Stored items from a collection
-*-

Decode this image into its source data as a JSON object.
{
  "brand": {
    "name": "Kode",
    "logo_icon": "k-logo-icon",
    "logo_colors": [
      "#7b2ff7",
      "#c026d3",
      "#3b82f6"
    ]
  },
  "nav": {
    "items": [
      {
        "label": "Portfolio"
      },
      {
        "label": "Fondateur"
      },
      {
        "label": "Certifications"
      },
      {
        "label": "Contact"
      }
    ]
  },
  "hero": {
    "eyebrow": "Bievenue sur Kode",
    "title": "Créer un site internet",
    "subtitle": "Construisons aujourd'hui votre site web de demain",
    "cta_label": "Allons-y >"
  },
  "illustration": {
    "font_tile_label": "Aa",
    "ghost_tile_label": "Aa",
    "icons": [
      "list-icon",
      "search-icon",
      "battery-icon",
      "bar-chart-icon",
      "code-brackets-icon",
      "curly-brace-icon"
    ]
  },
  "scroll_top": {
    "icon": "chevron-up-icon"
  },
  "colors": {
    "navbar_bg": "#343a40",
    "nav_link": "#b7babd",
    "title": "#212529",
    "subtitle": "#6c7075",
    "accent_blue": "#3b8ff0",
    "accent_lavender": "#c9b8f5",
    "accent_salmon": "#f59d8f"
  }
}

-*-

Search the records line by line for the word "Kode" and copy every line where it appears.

    "name": "Kode",
    "eyebrow": "Bievenue sur Kode",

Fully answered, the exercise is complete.